◆ TRY IT ◆
Beginning at the line that contains "Extract the structured", output each line exactly through the end of the records, and drop any pictures.

◆ RECORDS PROVIDED ◆
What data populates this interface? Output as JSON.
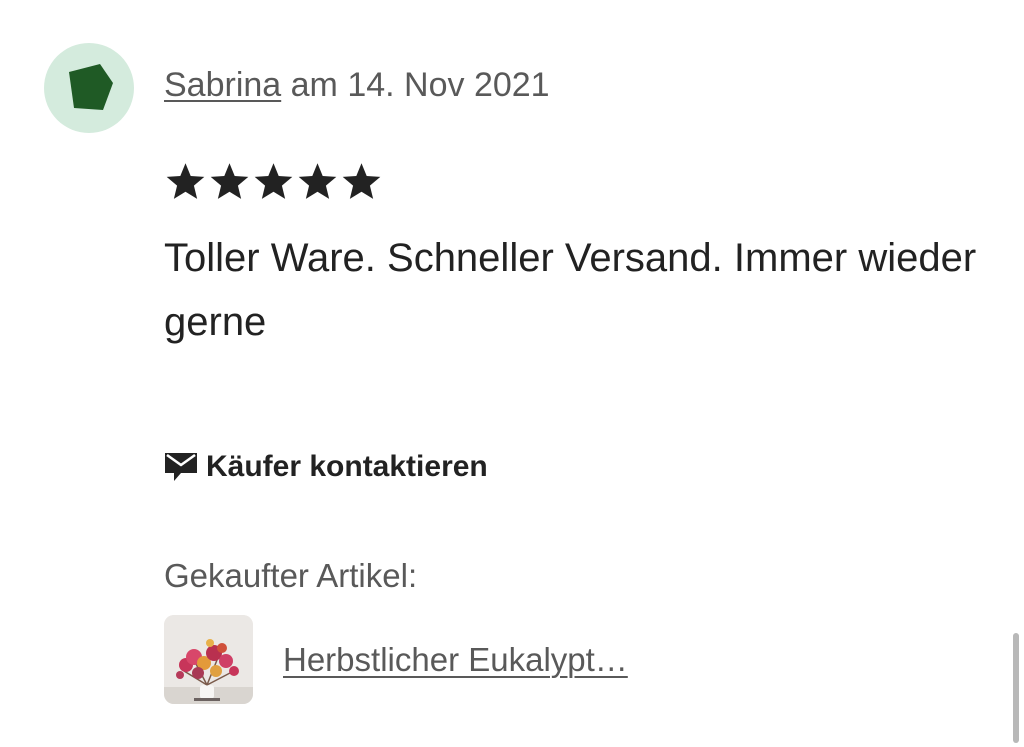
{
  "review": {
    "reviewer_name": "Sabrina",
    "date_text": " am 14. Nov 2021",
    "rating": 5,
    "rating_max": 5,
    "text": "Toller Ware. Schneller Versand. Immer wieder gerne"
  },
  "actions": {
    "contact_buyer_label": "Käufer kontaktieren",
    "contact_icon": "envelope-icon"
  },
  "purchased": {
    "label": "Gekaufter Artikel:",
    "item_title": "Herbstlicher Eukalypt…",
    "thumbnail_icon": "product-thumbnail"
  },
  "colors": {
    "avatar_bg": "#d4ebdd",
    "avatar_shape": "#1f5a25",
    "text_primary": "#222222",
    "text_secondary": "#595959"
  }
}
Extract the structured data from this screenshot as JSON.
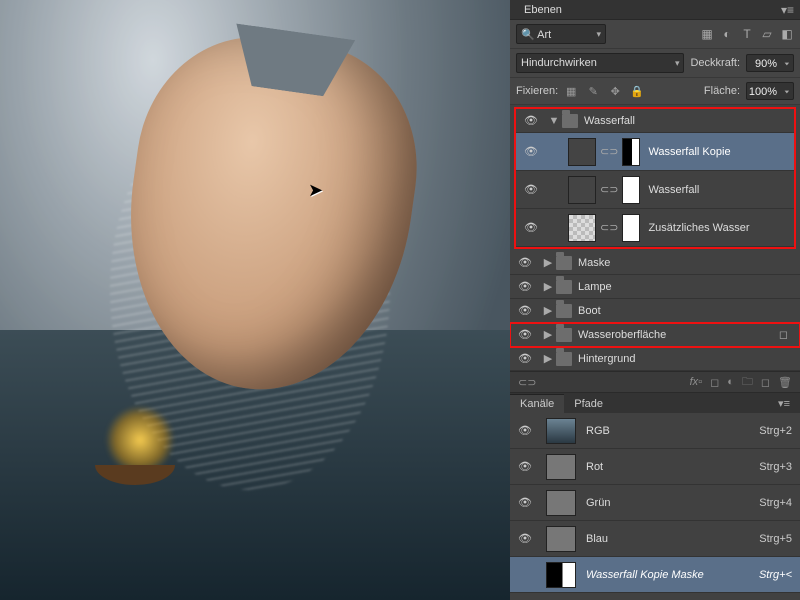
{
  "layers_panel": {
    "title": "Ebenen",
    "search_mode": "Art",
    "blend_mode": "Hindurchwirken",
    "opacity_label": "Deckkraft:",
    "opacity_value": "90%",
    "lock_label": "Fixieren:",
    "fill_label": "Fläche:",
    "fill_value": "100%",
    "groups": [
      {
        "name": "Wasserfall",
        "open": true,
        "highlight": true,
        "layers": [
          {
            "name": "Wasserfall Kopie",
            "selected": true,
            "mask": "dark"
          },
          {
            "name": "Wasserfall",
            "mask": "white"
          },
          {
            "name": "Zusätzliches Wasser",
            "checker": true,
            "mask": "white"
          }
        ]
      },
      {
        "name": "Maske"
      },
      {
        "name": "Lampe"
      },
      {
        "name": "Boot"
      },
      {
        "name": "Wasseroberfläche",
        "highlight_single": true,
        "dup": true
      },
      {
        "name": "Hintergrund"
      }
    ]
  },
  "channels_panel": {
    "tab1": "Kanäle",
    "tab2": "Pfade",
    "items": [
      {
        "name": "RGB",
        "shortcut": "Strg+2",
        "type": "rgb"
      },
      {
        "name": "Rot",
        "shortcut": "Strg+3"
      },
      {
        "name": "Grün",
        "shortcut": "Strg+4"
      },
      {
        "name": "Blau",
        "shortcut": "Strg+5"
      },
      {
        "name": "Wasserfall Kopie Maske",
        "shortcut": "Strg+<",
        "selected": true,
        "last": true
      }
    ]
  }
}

◆ PROBLEM SOLUTION ◆
Extract the structured data from this screenshot as JSON.
{
  "layers_panel": {
    "title": "Ebenen",
    "search_mode": "Art",
    "blend_mode": "Hindurchwirken",
    "opacity_label": "Deckkraft:",
    "opacity_value": "90%",
    "lock_label": "Fixieren:",
    "fill_label": "Fläche:",
    "fill_value": "100%",
    "groups": [
      {
        "name": "Wasserfall",
        "open": true,
        "highlight": true,
        "layers": [
          {
            "name": "Wasserfall Kopie",
            "selected": true,
            "mask": "dark"
          },
          {
            "name": "Wasserfall",
            "mask": "white"
          },
          {
            "name": "Zusätzliches Wasser",
            "checker": true,
            "mask": "white"
          }
        ]
      },
      {
        "name": "Maske"
      },
      {
        "name": "Lampe"
      },
      {
        "name": "Boot"
      },
      {
        "name": "Wasseroberfläche",
        "highlight_single": true,
        "dup": true
      },
      {
        "name": "Hintergrund"
      }
    ]
  },
  "channels_panel": {
    "tab1": "Kanäle",
    "tab2": "Pfade",
    "items": [
      {
        "name": "RGB",
        "shortcut": "Strg+2",
        "type": "rgb"
      },
      {
        "name": "Rot",
        "shortcut": "Strg+3"
      },
      {
        "name": "Grün",
        "shortcut": "Strg+4"
      },
      {
        "name": "Blau",
        "shortcut": "Strg+5"
      },
      {
        "name": "Wasserfall Kopie Maske",
        "shortcut": "Strg+<",
        "selected": true,
        "last": true
      }
    ]
  }
}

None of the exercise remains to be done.